Inheritance. "Unto thy seed will I give this land." Obedience brought Abraham a great inheritance. It brought him the land of Canaan. This is the first time Abraham is told by God that the land of Canaan is his inheritance, that it will be given to his seed (which included him also, cp. Genesis 13:15,17 and Genesis 15:7). It is interesting to note that the word "give" in verse 7, which we quoted here, appears over one thousand times in the Bible. A good number of these appearances have to do with God giving the land of Palestine to His chosen people. Our text is the first place in Scripture where this promise is made. This promise will be made in nearly 150 passages in the Old Testament—from the time of the patriarchs to the time when a remnant returned from exile (Nehemiah 9:35,36). It even shows up in the giving of the ten commandments (Exodus 20:12).

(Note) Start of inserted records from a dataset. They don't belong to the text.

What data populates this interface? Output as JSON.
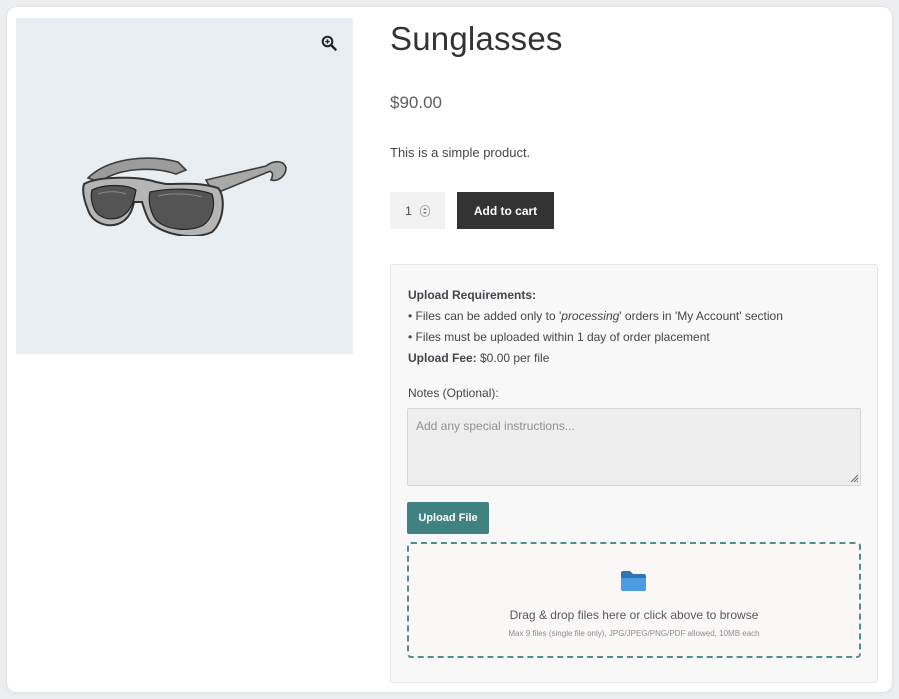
{
  "product": {
    "title": "Sunglasses",
    "price": "$90.00",
    "description": "This is a simple product.",
    "image_icon": "sunglasses-image",
    "zoom_icon": "zoom-in-icon"
  },
  "cart": {
    "quantity": "1",
    "add_label": "Add to cart"
  },
  "upload": {
    "requirements_heading": "Upload Requirements:",
    "rule1_prefix": "• Files can be added only to '",
    "rule1_em": "processing",
    "rule1_suffix": "' orders in 'My Account' section",
    "rule2": "• Files must be uploaded within 1 day of order placement",
    "fee_label": "Upload Fee:",
    "fee_value": " $0.00 per file",
    "notes_label": "Notes (Optional):",
    "notes_placeholder": "Add any special instructions...",
    "notes_value": "",
    "button_label": "Upload File",
    "dropzone_main": "Drag & drop files here or click above to browse",
    "dropzone_sub": "Max 9 files (single file only), JPG/JPEG/PNG/PDF allowed, 10MB each",
    "folder_icon": "folder-icon"
  },
  "colors": {
    "accent": "#3f8281",
    "button_dark": "#333333",
    "gallery_bg": "#e9eef2",
    "folder": "#3b82c4"
  }
}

As we go further in our study of Abraham, we will learn much more about this gift of land to Abraham’s seed. It was a very important part of the covenant God had with Abraham and his seed. This gift of land needs to be understood well, for there is so much fighting in the Middle East about the land today. The Scripture makes it clear that the land belongs to Israel, for God gave it to them. The claims of all others are not valid claims.

5. The Devotion in His Obedience

When Abraham reached the land where God had sent him, "there builded he an altar unto the Lord" (Genesis 12:7). How well this reveals his great devotion to the Lord. Why does this altar show great devotion on Abraham’s part to the Lord? Because he built it in heathen Canaan. He was not afraid to own his faith and to worship God before the heathen. He publicly and unashamedly professed his faith in God before those not sympathetic to his faith. It takes great devotion to God to do that.

We are overloaded with secret disciples today. They are careful to do nothing that would give their faith away. They mix with the world and live like the world, and no one would ever suspect they are a Christian. When the world tells dirty stories, they laugh right along with the ungodly. When they go out with the world to eat, they make no effort to thank the Lord before they eat—they claim it is too embarrassing to pray before the unsaved. But Abraham was not that way. Let the heathen mock, laugh, turn up their noses at this newcomer in their land—but Abraham will still worship God anyway. May we do likewise.